Every day a new outrage. So, why blog? I began in 2014. Two events: one personal, one political. A need to, at the very least, shout into the wind. But with the internet, a new wind tunnel opens up.
I hoped revealing my struggles might touch someone else who is struggling. There is a whole supportive community now, so we don’t have to be alone. And comments and conversations tell me it is a good path.
The bigger questions remain. Inequality, racism, alternative facts, bizarre interpretations of religious texts. Trump looming over all that is good like a schoolyard bully looking to dominate weakness and to exploit divisions for his own gain. I thought perhaps I had some good arguments people could use against the bullies in power or to convince those who are uninformed to join the good fight.
But right now everybody and their brother is putting forth those same arguments, and the result is a digging in and doubling down of the ignorant and the privileged.
African-Americans rightly are bringing focus to the deadly inequality of law and order in their country. Black Lives Matter is a perfectly good response. But the message gets twisted. Instead of asking directly and getting a direct answer, people start to project motives onto the “other”. (This “other” being their fellow citizens.) Choose a different form of protest, don’t block my roads! So Colin Kaepernick does, and instead of listening to his reasons, again people start to project motives onto him. He is against the flag, the country, the military!! The First Amendment means protest, but out of my sight.
Trying to explain things is like tilting at windmills.
The alt-right or whatever we should call them march saying Jews Will Not Replace Us. They are clear that white straight Christian males are the top of their pyramid. When people organize against those that represent a direct threat to their freedom and security, it is reframed as anti-white or the “same as” the alt-right but simply the other side of the coin. When people won’t listen, why talk?
So I will talk about Sylvain and his Dogue de Bordeaux (this breed of dog, a French mastiff), a smallish man and his very large dog who hang out daily at Métro Place St. Henri.
They were living with a group of people in subsidized housing. Last Saturday a fire took their living space. So now they are temporarily homeless (he plans to contact the city for a new housing placement). Yesterday, completely choked up with wonder, takeout food in one hand, a bag of clothes in the other, and his dog always by his side… he told me how there is a Facebook group with 200 people, and they have been seeking him out where he hangs out with his dog at the métro (subway) and giving him food, clothing, blankets, stuff for his dog, and are helping push his request at city hall.

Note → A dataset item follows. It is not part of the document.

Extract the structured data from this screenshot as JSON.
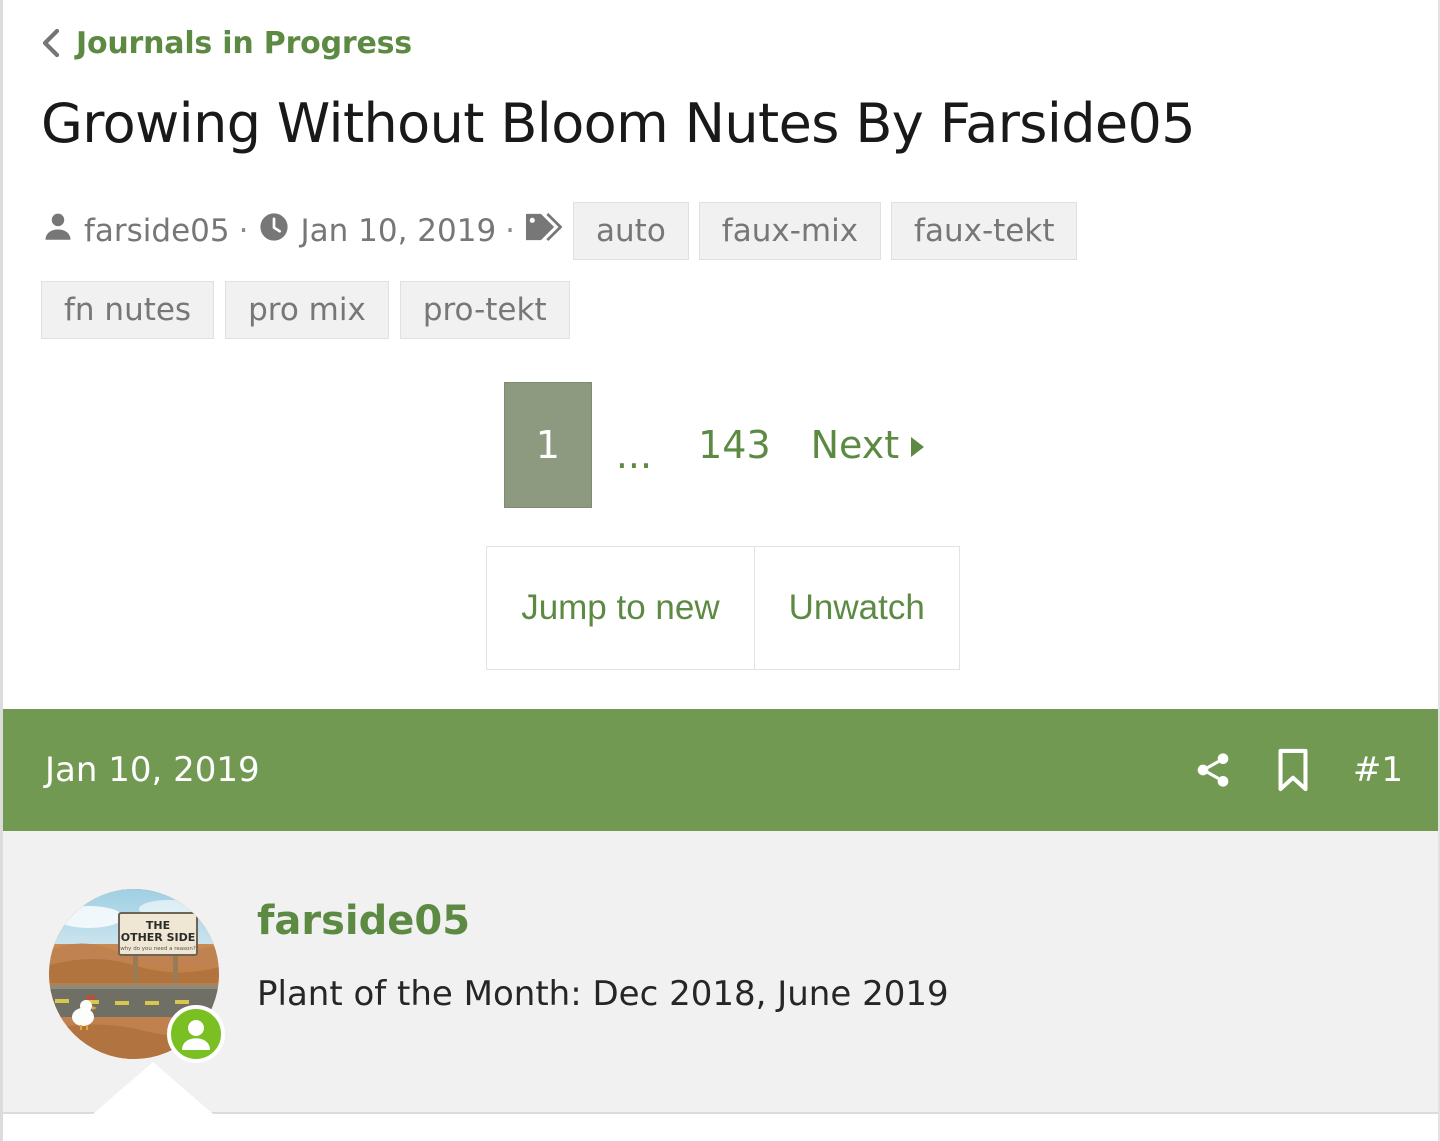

He spoke of how back in the day, St. Henri was égal (meaning equal), and I am sure it was. A working class neighbourhood where nobody was rich, but nobody was destitute, and neighbours would look out for a fellow on hard times.
Sylvain went on to explain that now people that would normally not speak to each other in the street (as they are strangers) are meeting each other “at” him and his dog thanks to this Facebook group. He has become a meeting point unto himself even though he himself is wireless and phone-less, and as he added (though he didn’t need to, as it is obvious), he just loves hanging out there because he is a people person and he loves talking to and meeting people.
The thing that we talked about at length was how the creeping gentrification has not ruined our neighbourhood. We both believe the actual strength of our community is its diversity. (Also our conversation kept switching French and English back and forth, as is natural in Montréal.) St. Henri is white, black, Chinese, Arab, French, English, gay, straight, young, old, Muslim, Christian, atheist, rich and poor – every category you want to sort people into. He has not found that the “rich” people are disdainful or judgmental of him at all, rather that many seem very invested in this community and all its inhabitants.
Now, he is also a smiley personable calm person (and his dog is similarly chill) and he doesn’t really ask for anything, rather people give him things. While we were standing and talking on the corner a woman came up and pressed a ten dollar bill in his hand. He pointed to the sky almost tearing up as she walked away.
So what can you do when the bigger world is so awful? I guess you try and make at least one small corner of the internet, or even better your own neighbourhood, a little brighter or more hopeful. Sylvain said he was feeling touched by the grace of God, and the people God was using were being rewarded by becoming more connected as a community.
(I know the dog’s name, but am keeping his privacy. But he is how people recognize Sylvain. Children are particularly attracted to this sleeping giant, despite their fearful parents. Sylvain has done his part for all dog-kind by teaching those parents that their children are right.)